Fighting has become a regular occurrence in both anglophone regions since October 2017, when separatists declared independence for the Republic of Ambazonia from mainly Francophone Cameroon.
There are now more than 1,000 separatist fighters who control “a significant proportion of rural areas and main roads,” and violence has claimed the lives of at least 420 civilians, 175 members of the security forces and an unknown number of separatists, according to the International Crisis Group think-tank.
Meanwhile, in the Far North region, Boko Haram jihadist fighters have been launching attacks since 2014, killing 2,000 civilians and soldiers and kidnapping about 1,000 people, according to the International Crisis Group.
Cameroon tense ahead of presidential election
Cameroon will vote in presidential elections Sunday amid tight security including a ban on travel by road, rail or air from 1700 GMT Saturday until the conclusion of voting.
The borders of the central African nation of 25 million people were also to be sealed 48 hours ahead of voting day, according to a decree seen by AFP.
In Mile-16, an Anglophone separatist stronghold located on the outskirts of the Buea, heavily-armed police manned checkpoints on Saturday, closely inspecting all inbound and outbound traffic.
“There are almost as many soldiers, policemen and intelligence officers as there are civilians,” said a source close to the security forces of the town which once had a population of nearly 100,000 people but is now largely deserted due to an exodus of people fleeing the conflict.
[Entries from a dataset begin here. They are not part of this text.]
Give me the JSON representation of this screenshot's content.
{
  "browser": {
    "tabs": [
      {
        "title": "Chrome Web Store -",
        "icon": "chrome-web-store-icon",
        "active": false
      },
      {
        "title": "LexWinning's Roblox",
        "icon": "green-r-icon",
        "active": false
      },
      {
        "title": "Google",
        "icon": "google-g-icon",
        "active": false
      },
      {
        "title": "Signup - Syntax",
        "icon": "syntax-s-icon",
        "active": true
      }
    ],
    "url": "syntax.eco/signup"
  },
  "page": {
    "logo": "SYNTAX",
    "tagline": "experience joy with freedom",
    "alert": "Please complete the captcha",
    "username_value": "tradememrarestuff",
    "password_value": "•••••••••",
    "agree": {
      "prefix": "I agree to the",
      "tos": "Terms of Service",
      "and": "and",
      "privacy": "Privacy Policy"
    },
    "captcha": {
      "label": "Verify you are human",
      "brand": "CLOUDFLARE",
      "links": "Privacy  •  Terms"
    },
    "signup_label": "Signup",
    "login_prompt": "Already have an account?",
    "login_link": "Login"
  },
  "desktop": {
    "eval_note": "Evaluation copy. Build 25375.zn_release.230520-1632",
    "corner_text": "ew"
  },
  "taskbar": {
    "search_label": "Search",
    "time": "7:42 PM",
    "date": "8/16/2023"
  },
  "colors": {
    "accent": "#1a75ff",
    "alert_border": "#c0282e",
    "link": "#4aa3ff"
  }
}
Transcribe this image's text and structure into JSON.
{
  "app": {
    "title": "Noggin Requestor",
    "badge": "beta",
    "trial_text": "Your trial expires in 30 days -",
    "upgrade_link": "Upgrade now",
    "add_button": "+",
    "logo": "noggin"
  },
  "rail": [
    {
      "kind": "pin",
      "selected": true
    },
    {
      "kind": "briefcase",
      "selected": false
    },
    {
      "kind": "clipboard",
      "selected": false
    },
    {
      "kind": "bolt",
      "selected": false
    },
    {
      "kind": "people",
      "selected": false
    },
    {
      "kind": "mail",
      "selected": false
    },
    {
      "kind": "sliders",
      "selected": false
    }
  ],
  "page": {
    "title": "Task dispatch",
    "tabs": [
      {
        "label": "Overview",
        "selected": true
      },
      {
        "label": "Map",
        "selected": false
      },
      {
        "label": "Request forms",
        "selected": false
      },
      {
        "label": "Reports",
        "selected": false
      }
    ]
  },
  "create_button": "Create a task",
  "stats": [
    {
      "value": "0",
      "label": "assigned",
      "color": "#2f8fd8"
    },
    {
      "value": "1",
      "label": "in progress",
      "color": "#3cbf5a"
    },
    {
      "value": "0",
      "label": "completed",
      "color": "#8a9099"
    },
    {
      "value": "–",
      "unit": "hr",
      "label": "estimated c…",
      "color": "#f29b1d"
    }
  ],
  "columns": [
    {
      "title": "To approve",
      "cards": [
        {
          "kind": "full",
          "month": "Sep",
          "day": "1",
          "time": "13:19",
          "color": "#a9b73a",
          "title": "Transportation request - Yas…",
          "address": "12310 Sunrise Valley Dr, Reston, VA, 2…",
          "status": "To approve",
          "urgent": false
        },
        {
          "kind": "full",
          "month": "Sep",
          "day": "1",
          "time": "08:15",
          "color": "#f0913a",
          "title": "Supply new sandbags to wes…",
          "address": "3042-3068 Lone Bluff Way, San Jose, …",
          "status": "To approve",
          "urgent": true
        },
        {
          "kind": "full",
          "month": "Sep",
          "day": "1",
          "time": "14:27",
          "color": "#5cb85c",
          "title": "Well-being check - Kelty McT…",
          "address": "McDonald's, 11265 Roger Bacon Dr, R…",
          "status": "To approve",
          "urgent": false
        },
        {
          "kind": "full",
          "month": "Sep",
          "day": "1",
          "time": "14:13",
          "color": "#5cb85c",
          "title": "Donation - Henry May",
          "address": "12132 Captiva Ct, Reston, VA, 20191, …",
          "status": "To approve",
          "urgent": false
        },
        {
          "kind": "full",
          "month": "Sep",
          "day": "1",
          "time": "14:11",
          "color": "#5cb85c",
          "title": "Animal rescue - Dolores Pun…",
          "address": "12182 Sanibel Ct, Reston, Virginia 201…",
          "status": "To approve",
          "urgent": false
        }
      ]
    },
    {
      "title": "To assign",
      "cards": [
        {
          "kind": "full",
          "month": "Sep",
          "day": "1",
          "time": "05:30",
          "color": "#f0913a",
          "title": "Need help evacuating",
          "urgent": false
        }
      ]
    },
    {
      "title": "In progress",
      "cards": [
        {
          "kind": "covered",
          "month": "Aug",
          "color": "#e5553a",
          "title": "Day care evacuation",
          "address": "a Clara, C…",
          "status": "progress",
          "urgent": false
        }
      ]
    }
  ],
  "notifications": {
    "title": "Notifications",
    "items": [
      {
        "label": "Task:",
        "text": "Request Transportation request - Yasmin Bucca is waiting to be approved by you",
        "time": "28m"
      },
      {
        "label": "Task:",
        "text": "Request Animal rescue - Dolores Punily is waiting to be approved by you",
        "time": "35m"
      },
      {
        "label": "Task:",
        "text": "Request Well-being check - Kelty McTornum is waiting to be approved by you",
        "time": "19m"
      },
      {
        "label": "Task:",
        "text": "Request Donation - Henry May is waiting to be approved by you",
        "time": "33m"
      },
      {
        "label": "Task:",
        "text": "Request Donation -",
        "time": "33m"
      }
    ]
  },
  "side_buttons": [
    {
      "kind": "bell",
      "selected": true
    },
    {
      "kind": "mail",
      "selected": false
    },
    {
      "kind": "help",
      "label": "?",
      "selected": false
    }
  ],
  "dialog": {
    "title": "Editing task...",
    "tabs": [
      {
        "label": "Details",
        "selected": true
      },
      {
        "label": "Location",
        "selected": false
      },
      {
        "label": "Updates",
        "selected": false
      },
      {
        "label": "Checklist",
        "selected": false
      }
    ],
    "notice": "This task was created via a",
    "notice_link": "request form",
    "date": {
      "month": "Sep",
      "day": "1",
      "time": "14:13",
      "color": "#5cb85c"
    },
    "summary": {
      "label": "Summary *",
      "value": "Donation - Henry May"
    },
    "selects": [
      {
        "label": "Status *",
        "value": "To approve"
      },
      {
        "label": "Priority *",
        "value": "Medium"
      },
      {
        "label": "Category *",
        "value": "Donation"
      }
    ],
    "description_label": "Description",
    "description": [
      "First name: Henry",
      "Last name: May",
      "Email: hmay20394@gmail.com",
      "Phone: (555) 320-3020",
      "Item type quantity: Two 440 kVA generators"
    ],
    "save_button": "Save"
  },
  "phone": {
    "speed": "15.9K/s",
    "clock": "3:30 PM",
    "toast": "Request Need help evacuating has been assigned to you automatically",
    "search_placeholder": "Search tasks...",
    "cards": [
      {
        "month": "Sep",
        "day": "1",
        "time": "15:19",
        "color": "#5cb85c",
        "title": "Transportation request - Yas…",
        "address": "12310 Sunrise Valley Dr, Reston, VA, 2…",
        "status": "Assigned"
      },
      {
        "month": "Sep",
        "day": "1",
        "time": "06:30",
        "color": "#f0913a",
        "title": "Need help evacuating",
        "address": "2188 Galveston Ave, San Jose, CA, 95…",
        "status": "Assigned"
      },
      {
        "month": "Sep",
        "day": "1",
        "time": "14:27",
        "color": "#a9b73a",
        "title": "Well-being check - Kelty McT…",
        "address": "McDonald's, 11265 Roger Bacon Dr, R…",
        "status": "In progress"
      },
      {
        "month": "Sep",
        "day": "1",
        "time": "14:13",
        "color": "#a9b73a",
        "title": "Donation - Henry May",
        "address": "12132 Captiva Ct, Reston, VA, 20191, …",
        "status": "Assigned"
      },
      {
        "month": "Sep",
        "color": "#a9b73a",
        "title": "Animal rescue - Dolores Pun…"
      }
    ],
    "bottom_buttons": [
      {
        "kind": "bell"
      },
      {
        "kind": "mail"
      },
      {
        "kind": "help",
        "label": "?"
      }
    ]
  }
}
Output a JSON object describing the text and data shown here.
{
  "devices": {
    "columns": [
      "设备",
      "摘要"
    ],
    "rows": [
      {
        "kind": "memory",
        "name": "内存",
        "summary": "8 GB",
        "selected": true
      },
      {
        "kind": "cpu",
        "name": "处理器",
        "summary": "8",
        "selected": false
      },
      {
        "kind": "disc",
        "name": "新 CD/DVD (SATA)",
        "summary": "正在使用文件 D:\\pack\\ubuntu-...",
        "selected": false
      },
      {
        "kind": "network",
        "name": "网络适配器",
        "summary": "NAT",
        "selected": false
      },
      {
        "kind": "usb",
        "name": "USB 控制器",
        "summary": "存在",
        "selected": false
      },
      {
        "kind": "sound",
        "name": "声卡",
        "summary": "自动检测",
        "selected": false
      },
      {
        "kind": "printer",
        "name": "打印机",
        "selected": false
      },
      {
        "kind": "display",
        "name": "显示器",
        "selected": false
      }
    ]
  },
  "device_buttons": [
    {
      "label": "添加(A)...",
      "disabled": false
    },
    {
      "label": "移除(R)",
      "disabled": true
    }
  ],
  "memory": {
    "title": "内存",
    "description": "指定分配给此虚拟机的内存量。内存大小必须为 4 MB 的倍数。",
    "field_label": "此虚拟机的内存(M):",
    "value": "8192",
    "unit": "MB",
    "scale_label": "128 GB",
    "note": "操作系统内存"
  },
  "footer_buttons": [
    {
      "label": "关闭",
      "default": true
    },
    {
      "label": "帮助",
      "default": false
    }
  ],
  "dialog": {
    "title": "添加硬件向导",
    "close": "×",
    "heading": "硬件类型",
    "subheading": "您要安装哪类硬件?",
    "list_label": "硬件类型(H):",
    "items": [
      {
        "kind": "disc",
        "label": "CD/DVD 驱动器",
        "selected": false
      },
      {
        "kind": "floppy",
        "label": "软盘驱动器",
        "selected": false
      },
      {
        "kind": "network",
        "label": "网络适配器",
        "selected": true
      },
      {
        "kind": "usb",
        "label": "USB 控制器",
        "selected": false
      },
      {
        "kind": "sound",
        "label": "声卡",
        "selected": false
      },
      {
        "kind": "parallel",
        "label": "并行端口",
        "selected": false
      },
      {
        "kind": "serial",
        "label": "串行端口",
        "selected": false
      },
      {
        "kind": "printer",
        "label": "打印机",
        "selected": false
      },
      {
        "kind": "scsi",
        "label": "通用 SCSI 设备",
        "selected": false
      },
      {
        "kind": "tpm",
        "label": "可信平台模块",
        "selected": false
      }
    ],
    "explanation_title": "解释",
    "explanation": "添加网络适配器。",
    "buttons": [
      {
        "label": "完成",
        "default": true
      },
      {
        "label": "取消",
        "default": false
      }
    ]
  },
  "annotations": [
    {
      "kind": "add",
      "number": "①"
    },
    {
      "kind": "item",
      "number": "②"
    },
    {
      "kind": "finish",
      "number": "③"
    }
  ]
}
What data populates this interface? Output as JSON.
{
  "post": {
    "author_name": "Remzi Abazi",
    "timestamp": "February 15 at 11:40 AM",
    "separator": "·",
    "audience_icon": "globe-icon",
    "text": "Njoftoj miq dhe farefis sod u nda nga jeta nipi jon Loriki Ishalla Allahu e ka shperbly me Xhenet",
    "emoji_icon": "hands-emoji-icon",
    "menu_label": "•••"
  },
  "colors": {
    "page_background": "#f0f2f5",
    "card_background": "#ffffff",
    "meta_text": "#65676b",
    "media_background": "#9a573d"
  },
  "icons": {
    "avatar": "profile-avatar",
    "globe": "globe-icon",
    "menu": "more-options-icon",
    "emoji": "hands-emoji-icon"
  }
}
A vast security operation was mounted to clear suspected separatists in August with some 800 alleged secessionists moved out.
Cameroon’s 6.5 million eligible voters will cast their ballots on Sunday, although at least 246,000 people have fled their homes in the Southwest and 25,000 have left the country altogether for Nigeria, according to U.N. figures.
Eight candidates, including Paul Biya – elected Cameroon’s second president on November 6, 1982 – will face off in the polls.
They will feature a limited opposition coalition for the first time since 1992 after presidential hopeful Akere Muna on Friday threw his weight behind Maurice Kamto, leader of the Movement for the Rebirth of Cameroon (MRC).
But the new coalition will not include Joshua Osih, leader of the largest opposition party, the Social Democratic Front.
Kamto’s campaign chief Paul-Eric Kingue on Friday said that a “massive fraud” was underway to ensure Biya wins, calling on party supporters to “fiercely resist” vote rigging.
Kingue alleged that polling cards have been forged and that voter registration has continued despite the process being officially closed.
“In 62 percent of areas, the Cameroon People’s Democratic Movement party is still adding names to the voter roll,” Kingue said.
In the last presidential election in 2011, Biya won a sixth term in office with 78 percent of votes, in an election the opposition and observers said was flawed.
“We’re not preparing for war, but wherever there is fraud, there will be a firm response,” Kingue said.
But the government hit back, saying that it would “not tolerate any disorder before, during or after the presidential vote”.
Communication Minister Issa Tchiroma Bakary said in a statement that “measures have been taken … to prevent any actions that might create violence or disorder around the elections.”
He added that “political figures linked to foreign interests were preparing groups of agitators to stir-up violence in the event that the results don’t go their way.”
With reporting from AFP